→ **TASK GOAL**:
Copy out the full listing below as it stands, with its pictures left behind.

→ **EXTRACTED INFORMATION**:
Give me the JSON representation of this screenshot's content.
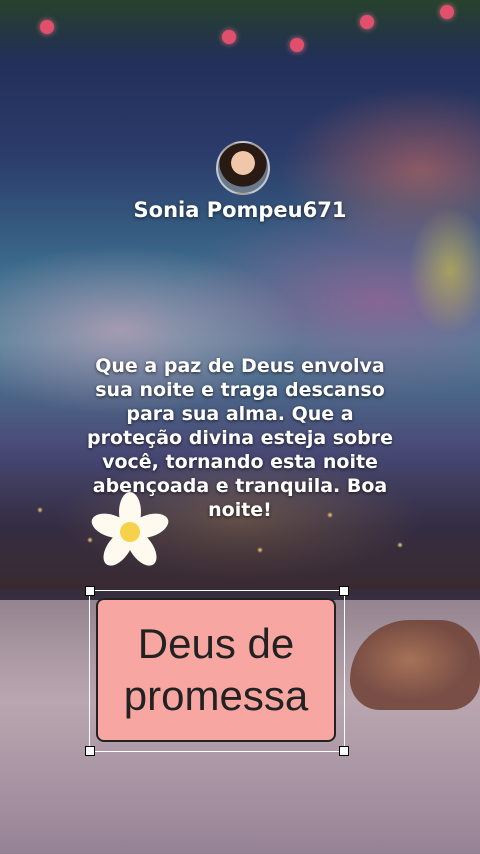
{
  "profile": {
    "username": "Sonia Pompeu671"
  },
  "message": {
    "text": "Que a paz de Deus envolva sua noite e traga descanso para sua alma. Que a proteção divina esteja sobre você, tornando esta noite abençoada e tranquila. Boa noite!"
  },
  "sticker": {
    "text": "Deus de promessa",
    "background_color": "#f7a6a2"
  },
  "icons": {
    "avatar": "profile-avatar",
    "flower": "plumeria-flower-icon"
  }
}
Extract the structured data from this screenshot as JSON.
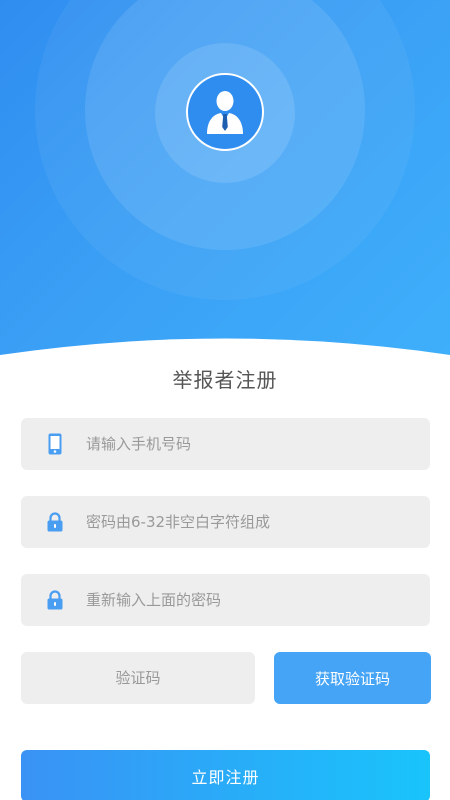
{
  "header": {
    "avatar_icon": "user-tie-icon",
    "accent": "#2f8df0"
  },
  "title": "举报者注册",
  "form": {
    "phone": {
      "icon": "phone-icon",
      "placeholder": "请输入手机号码",
      "value": ""
    },
    "password": {
      "icon": "lock-icon",
      "placeholder": "密码由6-32非空白字符组成",
      "value": ""
    },
    "confirm_password": {
      "icon": "lock-icon",
      "placeholder": "重新输入上面的密码",
      "value": ""
    },
    "code": {
      "placeholder": "验证码",
      "value": ""
    },
    "get_code_label": "获取验证码",
    "submit_label": "立即注册"
  },
  "colors": {
    "primary": "#46a4f6",
    "field_bg": "#eeeeee",
    "icon": "#4a9ef2"
  }
}
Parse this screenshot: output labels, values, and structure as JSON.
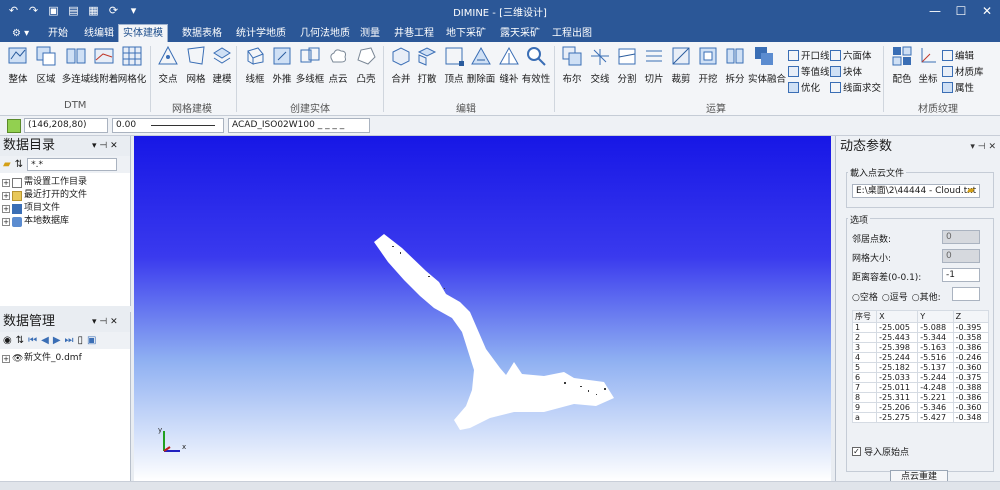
{
  "app": {
    "title": "DIMINE - [三维设计]"
  },
  "quick_access": [
    "undo-icon",
    "redo-icon",
    "save-icon",
    "new-icon",
    "save-all-icon",
    "refresh-icon",
    "dropdown-icon"
  ],
  "tabs": [
    "开始",
    "线编辑",
    "实体建模",
    "数据表格",
    "统计学地质",
    "几何法地质",
    "测量",
    "井巷工程",
    "地下采矿",
    "露天采矿",
    "工程出图"
  ],
  "active_tab": "实体建模",
  "ribbon": {
    "groups": {
      "dtm": "DTM",
      "mesh": "网格建模",
      "solid": "创建实体",
      "edit": "编辑",
      "ops": "运算",
      "material": "材质纹理"
    },
    "dtm": [
      "整体",
      "区域",
      "多连域",
      "线附着",
      "网格化"
    ],
    "mesh": [
      "交点",
      "网格",
      "建模"
    ],
    "solid": [
      "线框",
      "外推",
      "多线框",
      "点云",
      "凸壳"
    ],
    "edit": [
      "合并",
      "打散",
      "顶点",
      "删除面",
      "缝补",
      "有效性"
    ],
    "ops": [
      "布尔",
      "交线",
      "分割",
      "切片",
      "裁剪",
      "开挖",
      "拆分",
      "实体融合"
    ],
    "ops_small": [
      "开口线",
      "等值线",
      "优化",
      "六面体",
      "块体",
      "线面求交"
    ],
    "material": [
      "配色",
      "坐标"
    ],
    "material_small": [
      "编辑",
      "材质库",
      "属性"
    ]
  },
  "propbar": {
    "color": "(146,208,80)",
    "width": "0.00",
    "linetype": "ACAD_ISO02W100 _ _ _ _"
  },
  "colors": {
    "layer_color": "#92d050",
    "title_bg": "#2b5797",
    "point_cloud": "#ffffff"
  },
  "data_catalog": {
    "title": "数据目录",
    "filter": "*.*",
    "items": [
      "需设置工作目录",
      "最近打开的文件",
      "项目文件",
      "本地数据库"
    ]
  },
  "data_manager": {
    "title": "数据管理",
    "items": [
      "新文件_0.dmf"
    ]
  },
  "right_panel": {
    "title": "动态参数",
    "load_group": "載入点云文件",
    "file_path": "E:\\桌面\\2\\44444 - Cloud.txt",
    "options_group": "选项",
    "neighbor_label": "邻居点数:",
    "neighbor_value": "0",
    "mesh_label": "网格大小:",
    "mesh_value": "0",
    "dist_label": "距离容差(0-0.1):",
    "dist_value": "-1",
    "radio": [
      "空格",
      "逗号",
      "其他:"
    ],
    "columns": [
      "序号",
      "X",
      "Y",
      "Z"
    ],
    "rows": [
      [
        "1",
        "-25.005",
        "-5.088",
        "-0.395"
      ],
      [
        "2",
        "-25.443",
        "-5.344",
        "-0.358"
      ],
      [
        "3",
        "-25.398",
        "-5.163",
        "-0.386"
      ],
      [
        "4",
        "-25.244",
        "-5.516",
        "-0.246"
      ],
      [
        "5",
        "-25.182",
        "-5.137",
        "-0.360"
      ],
      [
        "6",
        "-25.033",
        "-5.244",
        "-0.375"
      ],
      [
        "7",
        "-25.011",
        "-4.248",
        "-0.388"
      ],
      [
        "8",
        "-25.311",
        "-5.221",
        "-0.386"
      ],
      [
        "9",
        "-25.206",
        "-5.346",
        "-0.360"
      ],
      [
        "a",
        "-25.275",
        "-5.427",
        "-0.348"
      ]
    ],
    "import_checkbox": "导入原始点",
    "rebuild_button": "点云重建"
  },
  "axes": {
    "y": "y",
    "x": "x"
  }
}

→ **EXERCISE OUTPUT**:
Give me the JSON representation of this screenshot's content.
{
  "profile": {
    "username": "Sonia Pompeu671"
  },
  "message": {
    "text": "Que a paz de Deus envolva sua noite e traga descanso para sua alma. Que a proteção divina esteja sobre você, tornando esta noite abençoada e tranquila. Boa noite!"
  },
  "sticker": {
    "text": "Deus de promessa",
    "background_color": "#f7a6a2"
  },
  "icons": {
    "avatar": "profile-avatar",
    "flower": "plumeria-flower-icon"
  }
}
Extract the structured data from this screenshot as JSON.
{
  "header": {
    "avatar_icon": "user-tie-icon",
    "accent": "#2f8df0"
  },
  "title": "举报者注册",
  "form": {
    "phone": {
      "icon": "phone-icon",
      "placeholder": "请输入手机号码",
      "value": ""
    },
    "password": {
      "icon": "lock-icon",
      "placeholder": "密码由6-32非空白字符组成",
      "value": ""
    },
    "confirm_password": {
      "icon": "lock-icon",
      "placeholder": "重新输入上面的密码",
      "value": ""
    },
    "code": {
      "placeholder": "验证码",
      "value": ""
    },
    "get_code_label": "获取验证码",
    "submit_label": "立即注册"
  },
  "colors": {
    "primary": "#46a4f6",
    "field_bg": "#eeeeee",
    "icon": "#4a9ef2"
  }
}
Parse this screenshot: output labels, values, and structure as JSON.
{
  "app": {
    "title": "DIMINE - [三维设计]"
  },
  "quick_access": [
    "undo-icon",
    "redo-icon",
    "save-icon",
    "new-icon",
    "save-all-icon",
    "refresh-icon",
    "dropdown-icon"
  ],
  "tabs": [
    "开始",
    "线编辑",
    "实体建模",
    "数据表格",
    "统计学地质",
    "几何法地质",
    "测量",
    "井巷工程",
    "地下采矿",
    "露天采矿",
    "工程出图"
  ],
  "active_tab": "实体建模",
  "ribbon": {
    "groups": {
      "dtm": "DTM",
      "mesh": "网格建模",
      "solid": "创建实体",
      "edit": "编辑",
      "ops": "运算",
      "material": "材质纹理"
    },
    "dtm": [
      "整体",
      "区域",
      "多连域",
      "线附着",
      "网格化"
    ],
    "mesh": [
      "交点",
      "网格",
      "建模"
    ],
    "solid": [
      "线框",
      "外推",
      "多线框",
      "点云",
      "凸壳"
    ],
    "edit": [
      "合并",
      "打散",
      "顶点",
      "删除面",
      "缝补",
      "有效性"
    ],
    "ops": [
      "布尔",
      "交线",
      "分割",
      "切片",
      "裁剪",
      "开挖",
      "拆分",
      "实体融合"
    ],
    "ops_small": [
      "开口线",
      "等值线",
      "优化",
      "六面体",
      "块体",
      "线面求交"
    ],
    "material": [
      "配色",
      "坐标"
    ],
    "material_small": [
      "编辑",
      "材质库",
      "属性"
    ]
  },
  "propbar": {
    "color": "(146,208,80)",
    "width": "0.00",
    "linetype": "ACAD_ISO02W100 _ _ _ _"
  },
  "colors": {
    "layer_color": "#92d050",
    "title_bg": "#2b5797",
    "point_cloud": "#ffffff"
  },
  "data_catalog": {
    "title": "数据目录",
    "filter": "*.*",
    "items": [
      "需设置工作目录",
      "最近打开的文件",
      "项目文件",
      "本地数据库"
    ]
  },
  "data_manager": {
    "title": "数据管理",
    "items": [
      "新文件_0.dmf"
    ]
  },
  "right_panel": {
    "title": "动态参数",
    "load_group": "載入点云文件",
    "file_path": "E:\\桌面\\2\\44444 - Cloud.txt",
    "options_group": "选项",
    "neighbor_label": "邻居点数:",
    "neighbor_value": "0",
    "mesh_label": "网格大小:",
    "mesh_value": "0",
    "dist_label": "距离容差(0-0.1):",
    "dist_value": "-1",
    "radio": [
      "空格",
      "逗号",
      "其他:"
    ],
    "columns": [
      "序号",
      "X",
      "Y",
      "Z"
    ],
    "rows": [
      [
        "1",
        "-25.005",
        "-5.088",
        "-0.395"
      ],
      [
        "2",
        "-25.443",
        "-5.344",
        "-0.358"
      ],
      [
        "3",
        "-25.398",
        "-5.163",
        "-0.386"
      ],
      [
        "4",
        "-25.244",
        "-5.516",
        "-0.246"
      ],
      [
        "5",
        "-25.182",
        "-5.137",
        "-0.360"
      ],
      [
        "6",
        "-25.033",
        "-5.244",
        "-0.375"
      ],
      [
        "7",
        "-25.011",
        "-4.248",
        "-0.388"
      ],
      [
        "8",
        "-25.311",
        "-5.221",
        "-0.386"
      ],
      [
        "9",
        "-25.206",
        "-5.346",
        "-0.360"
      ],
      [
        "a",
        "-25.275",
        "-5.427",
        "-0.348"
      ]
    ],
    "import_checkbox": "导入原始点",
    "rebuild_button": "点云重建"
  },
  "axes": {
    "y": "y",
    "x": "x"
  }
}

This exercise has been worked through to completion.